:: RECORDS TO USE

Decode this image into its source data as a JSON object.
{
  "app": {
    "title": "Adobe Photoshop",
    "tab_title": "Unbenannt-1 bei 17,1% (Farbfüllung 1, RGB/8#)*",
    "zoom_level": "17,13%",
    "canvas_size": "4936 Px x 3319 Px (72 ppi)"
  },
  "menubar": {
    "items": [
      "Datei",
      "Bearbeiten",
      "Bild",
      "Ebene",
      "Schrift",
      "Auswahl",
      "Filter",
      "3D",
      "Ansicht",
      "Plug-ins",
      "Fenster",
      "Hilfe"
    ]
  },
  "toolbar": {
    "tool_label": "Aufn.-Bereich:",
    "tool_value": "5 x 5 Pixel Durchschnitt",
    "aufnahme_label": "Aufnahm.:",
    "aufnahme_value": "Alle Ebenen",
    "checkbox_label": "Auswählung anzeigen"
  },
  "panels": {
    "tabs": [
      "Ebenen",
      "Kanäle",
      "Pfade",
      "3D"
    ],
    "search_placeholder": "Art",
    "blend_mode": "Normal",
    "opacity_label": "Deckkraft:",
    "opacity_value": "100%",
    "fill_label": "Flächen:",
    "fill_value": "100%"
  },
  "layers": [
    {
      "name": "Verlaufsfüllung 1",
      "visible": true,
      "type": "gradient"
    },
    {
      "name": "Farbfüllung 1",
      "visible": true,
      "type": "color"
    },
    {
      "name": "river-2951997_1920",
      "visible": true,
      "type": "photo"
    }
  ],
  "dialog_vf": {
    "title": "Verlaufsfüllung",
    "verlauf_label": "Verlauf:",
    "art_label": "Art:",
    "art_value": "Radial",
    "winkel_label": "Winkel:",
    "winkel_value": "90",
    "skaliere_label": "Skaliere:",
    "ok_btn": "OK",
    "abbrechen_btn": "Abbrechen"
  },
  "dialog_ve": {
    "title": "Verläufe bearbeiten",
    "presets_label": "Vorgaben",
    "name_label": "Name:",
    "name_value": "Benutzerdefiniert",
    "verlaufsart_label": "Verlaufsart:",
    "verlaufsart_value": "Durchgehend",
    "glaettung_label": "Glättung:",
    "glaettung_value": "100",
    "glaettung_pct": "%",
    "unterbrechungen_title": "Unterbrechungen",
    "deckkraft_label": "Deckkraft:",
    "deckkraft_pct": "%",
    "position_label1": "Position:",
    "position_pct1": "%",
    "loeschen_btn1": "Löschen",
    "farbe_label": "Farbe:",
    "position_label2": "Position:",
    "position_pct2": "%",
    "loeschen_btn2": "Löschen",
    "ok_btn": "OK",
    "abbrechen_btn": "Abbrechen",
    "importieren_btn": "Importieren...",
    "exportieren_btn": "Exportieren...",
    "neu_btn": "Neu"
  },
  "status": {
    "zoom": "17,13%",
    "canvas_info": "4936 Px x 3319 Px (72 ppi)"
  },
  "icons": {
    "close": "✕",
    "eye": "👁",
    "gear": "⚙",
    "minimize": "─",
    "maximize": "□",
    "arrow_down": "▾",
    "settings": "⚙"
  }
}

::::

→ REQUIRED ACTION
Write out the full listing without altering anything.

→ THE COMPLETED TASK
Decode this image into its source data as a JSON object.
{
  "app": {
    "title": "Adobe Photoshop",
    "tab_title": "Unbenannt-1 bei 17,1% (Farbfüllung 1, RGB/8#)*",
    "zoom_level": "17,13%",
    "canvas_size": "4936 Px x 3319 Px (72 ppi)"
  },
  "menubar": {
    "items": [
      "Datei",
      "Bearbeiten",
      "Bild",
      "Ebene",
      "Schrift",
      "Auswahl",
      "Filter",
      "3D",
      "Ansicht",
      "Plug-ins",
      "Fenster",
      "Hilfe"
    ]
  },
  "toolbar": {
    "tool_label": "Aufn.-Bereich:",
    "tool_value": "5 x 5 Pixel Durchschnitt",
    "aufnahme_label": "Aufnahm.:",
    "aufnahme_value": "Alle Ebenen",
    "checkbox_label": "Auswählung anzeigen"
  },
  "panels": {
    "tabs": [
      "Ebenen",
      "Kanäle",
      "Pfade",
      "3D"
    ],
    "search_placeholder": "Art",
    "blend_mode": "Normal",
    "opacity_label": "Deckkraft:",
    "opacity_value": "100%",
    "fill_label": "Flächen:",
    "fill_value": "100%"
  },
  "layers": [
    {
      "name": "Verlaufsfüllung 1",
      "visible": true,
      "type": "gradient"
    },
    {
      "name": "Farbfüllung 1",
      "visible": true,
      "type": "color"
    },
    {
      "name": "river-2951997_1920",
      "visible": true,
      "type": "photo"
    }
  ],
  "dialog_vf": {
    "title": "Verlaufsfüllung",
    "verlauf_label": "Verlauf:",
    "art_label": "Art:",
    "art_value": "Radial",
    "winkel_label": "Winkel:",
    "winkel_value": "90",
    "skaliere_label": "Skaliere:",
    "ok_btn": "OK",
    "abbrechen_btn": "Abbrechen"
  },
  "dialog_ve": {
    "title": "Verläufe bearbeiten",
    "presets_label": "Vorgaben",
    "name_label": "Name:",
    "name_value": "Benutzerdefiniert",
    "verlaufsart_label": "Verlaufsart:",
    "verlaufsart_value": "Durchgehend",
    "glaettung_label": "Glättung:",
    "glaettung_value": "100",
    "glaettung_pct": "%",
    "unterbrechungen_title": "Unterbrechungen",
    "deckkraft_label": "Deckkraft:",
    "deckkraft_pct": "%",
    "position_label1": "Position:",
    "position_pct1": "%",
    "loeschen_btn1": "Löschen",
    "farbe_label": "Farbe:",
    "position_label2": "Position:",
    "position_pct2": "%",
    "loeschen_btn2": "Löschen",
    "ok_btn": "OK",
    "abbrechen_btn": "Abbrechen",
    "importieren_btn": "Importieren...",
    "exportieren_btn": "Exportieren...",
    "neu_btn": "Neu"
  },
  "status": {
    "zoom": "17,13%",
    "canvas_info": "4936 Px x 3319 Px (72 ppi)"
  },
  "icons": {
    "close": "✕",
    "eye": "👁",
    "gear": "⚙",
    "minimize": "─",
    "maximize": "□",
    "arrow_down": "▾",
    "settings": "⚙"
  }
}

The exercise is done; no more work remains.